Kasauli, in itself, is quite small. Like most hill resorts of north India, it has its upper and lower Mall roads – you pick one at random, because it really does not matter which. A few hotels, shops and Tibetan market stand interspersed in the centre of town, as you pick a quiet road that appears to leave town, wondering what lies beyond the next bend. Cottages with quaint hillside names mark the meandering route, while you sit on a roadside stone bench, trying to soak in the tranquility and experience the moment fully.
The army presence is spotted from time to time, reminding you that Kasuali is essentially (though not jarringly) a military outpost. Legend has it that crucial, high-level talks have been held here, during times of crisis. But perhaps the most endearing feature of the place is the warmth and old-world grace of the people, including shopkeepers, that wins you over completely – unlike the ‘tourist trap’ nature of most hill stations. A cloth trader, seeing you scout around for inexpensive lodgings, asks if you are looking for a room. A peek on his first floor reveals an amazingly cozy space with all the comforts of home – at a price to match.
Later in the afternoon, near the bus stand, at the town entrance, groups of monkeys put up a show, as if on cue by a professional entertainers’ troupe. For the next half hour or so, spectators are exposed to a series of dizzy antics and acrobatics that would make the Russian Circus look like a six-year old showing off to visiting relatives. A walk on a misty road, one evening, throws up two surprises – Khushwant Singh’s family mansion and the cozy looking Kasauli Club, which looks like it could be the envy of most city slickers.

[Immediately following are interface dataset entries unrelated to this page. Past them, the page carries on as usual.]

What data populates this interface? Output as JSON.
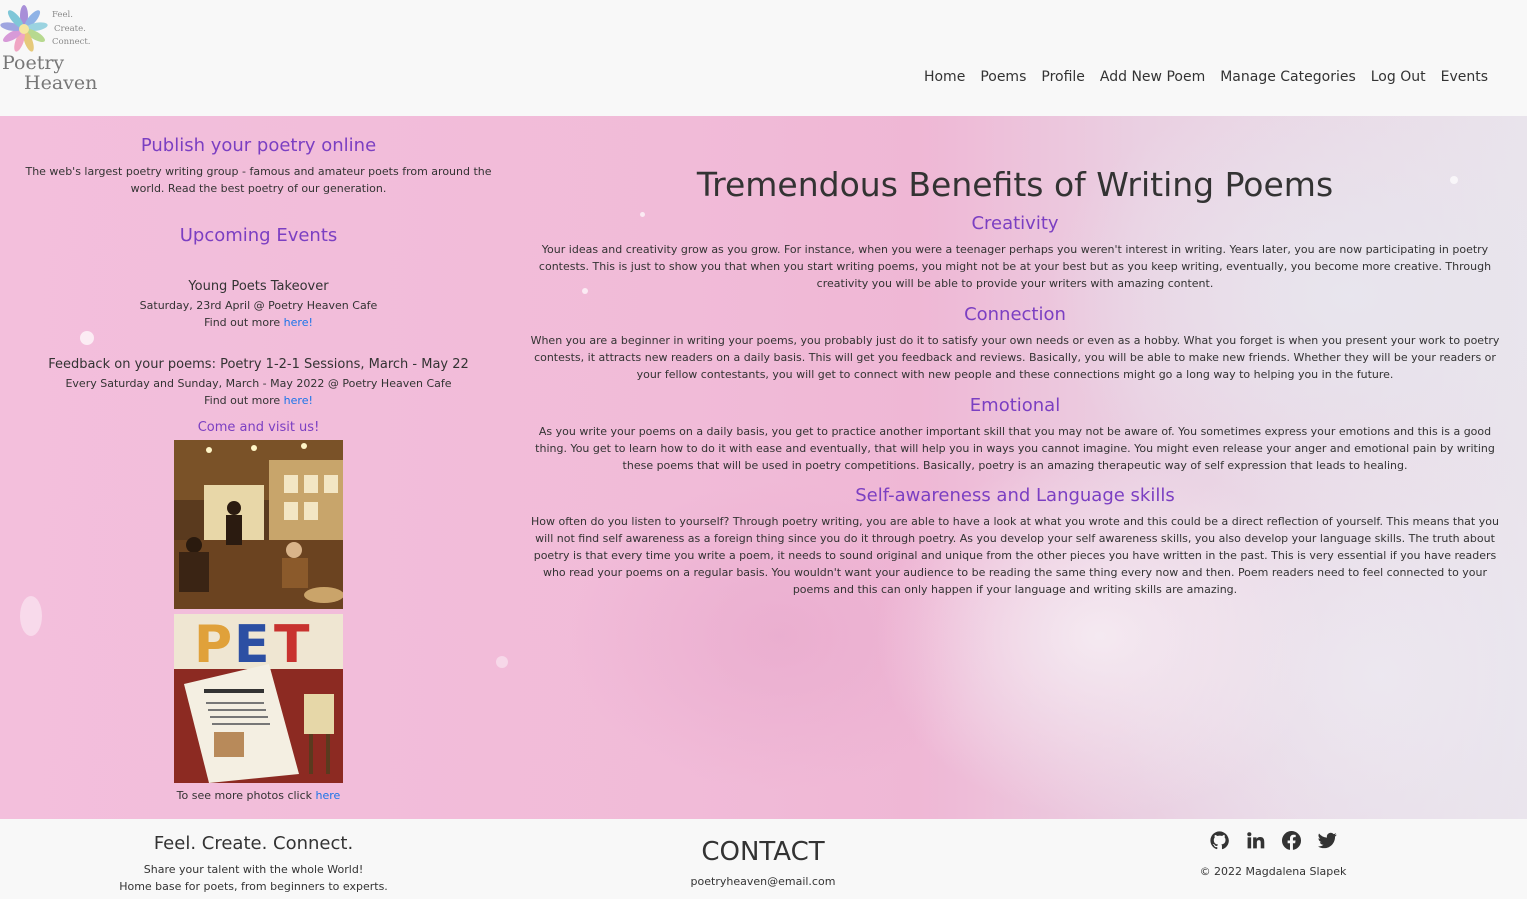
{
  "brand": {
    "tagline_lines": [
      "Feel.",
      "Create.",
      "Connect."
    ],
    "name_line1": "Poetry",
    "name_line2": "Heaven"
  },
  "nav": {
    "items": [
      "Home",
      "Poems",
      "Profile",
      "Add New Poem",
      "Manage Categories",
      "Log Out",
      "Events"
    ]
  },
  "sidebar": {
    "publish_title": "Publish your poetry online",
    "publish_text": "The web's largest poetry writing group - famous and amateur poets from around the world. Read the best poetry of our generation.",
    "events_title": "Upcoming Events",
    "events": [
      {
        "title": "Young Poets Takeover",
        "when": "Saturday, 23rd April @ Poetry Heaven Cafe",
        "more_prefix": "Find out more ",
        "more_link": "here!"
      },
      {
        "title": "Feedback on your poems: Poetry 1-2-1 Sessions, March - May 22",
        "when": "Every Saturday and Sunday, March - May 2022 @ Poetry Heaven Cafe",
        "more_prefix": "Find out more ",
        "more_link": "here!"
      }
    ],
    "visit_title": "Come and visit us!",
    "photos_prefix": "To see more photos click ",
    "photos_link": "here"
  },
  "main": {
    "title": "Tremendous Benefits of Writing Poems",
    "sections": [
      {
        "heading": "Creativity",
        "text": "Your ideas and creativity grow as you grow. For instance, when you were a teenager perhaps you weren't interest in writing. Years later, you are now participating in poetry contests. This is just to show you that when you start writing poems, you might not be at your best but as you keep writing, eventually, you become more creative. Through creativity you will be able to provide your writers with amazing content."
      },
      {
        "heading": "Connection",
        "text": "When you are a beginner in writing your poems, you probably just do it to satisfy your own needs or even as a hobby. What you forget is when you present your work to poetry contests, it attracts new readers on a daily basis. This will get you feedback and reviews. Basically, you will be able to make new friends. Whether they will be your readers or your fellow contestants, you will get to connect with new people and these connections might go a long way to helping you in the future."
      },
      {
        "heading": "Emotional",
        "text": "As you write your poems on a daily basis, you get to practice another important skill that you may not be aware of. You sometimes express your emotions and this is a good thing. You get to learn how to do it with ease and eventually, that will help you in ways you cannot imagine. You might even release your anger and emotional pain by writing these poems that will be used in poetry competitions. Basically, poetry is an amazing therapeutic way of self expression that leads to healing."
      },
      {
        "heading": "Self-awareness and Language skills",
        "text": "How often do you listen to yourself? Through poetry writing, you are able to have a look at what you wrote and this could be a direct reflection of yourself. This means that you will not find self awareness as a foreign thing since you do it through poetry. As you develop your self awareness skills, you also develop your language skills. The truth about poetry is that every time you write a poem, it needs to sound original and unique from the other pieces you have written in the past. This is very essential if you have readers who read your poems on a regular basis. You wouldn't want your audience to be reading the same thing every now and then. Poem readers need to feel connected to your poems and this can only happen if your language and writing skills are amazing."
      }
    ]
  },
  "footer": {
    "tagline": "Feel. Create. Connect.",
    "line1": "Share your talent with the whole World!",
    "line2": "Home base for poets, from beginners to experts.",
    "contact_title": "CONTACT",
    "email": "poetryheaven@email.com",
    "social_icons": [
      "github-icon",
      "linkedin-icon",
      "facebook-icon",
      "twitter-icon"
    ],
    "copyright": "© 2022 Magdalena Slapek"
  },
  "colors": {
    "accent": "#7b3fc2",
    "link": "#1a73e8",
    "text": "#333333",
    "hero_pink": "#f3bfdc"
  }
}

Perhaps the best-known thing about Kasaui is its hundred-year-old market – a string of shops lined along a cobblestone-path, where the soul of the town resides. With entry barred for vehicles, one can idly amble down, past tea-stalls, dhabas, barbershops and assorted establishments; taking in everything and nothing in particular. Occasionally, you pause to pick up some knick-knack (mainly because you don’t have the heart to say ‘no’ to the kindly aged face behind the counter).
Old-world charm resides at every corner, be it the hotel with kitschy film stars’ portraits from the black-and-white era to antique establishments with their septuagenarian owners; selling everything from picture frames of neighbouring public schools (Lawrence, Sanawar is just down the road) to portraits and cameras. The final clincher is when the guest house owner invites you to stay for an extra day, even if you haven’t brought along enough money; allowing you to send it after you go back!
A night meal at a simple dhaba, consisting of dal makkhani and parathas (with the mandatory dollops of butter and accompanying six million calories) keeps the spell going, which you wish would never break. The evening mist, permeated by sodium lights through which strollers pass as faceless shadows, creates an outworldly ambience right out of a time warp. Finally, sitting on a bench, in the market, late in the night, ensconced in the essence of the fragrant ‘raat ki rani’ (Queen of the Night) flowers, watching shopkeepers down their shutters as business comes to an end for the day, before reopening the next morning, as it has for a hundred years; one is enveloped by a sense of absolute timelessness – Kasauli yesterday, today and forever.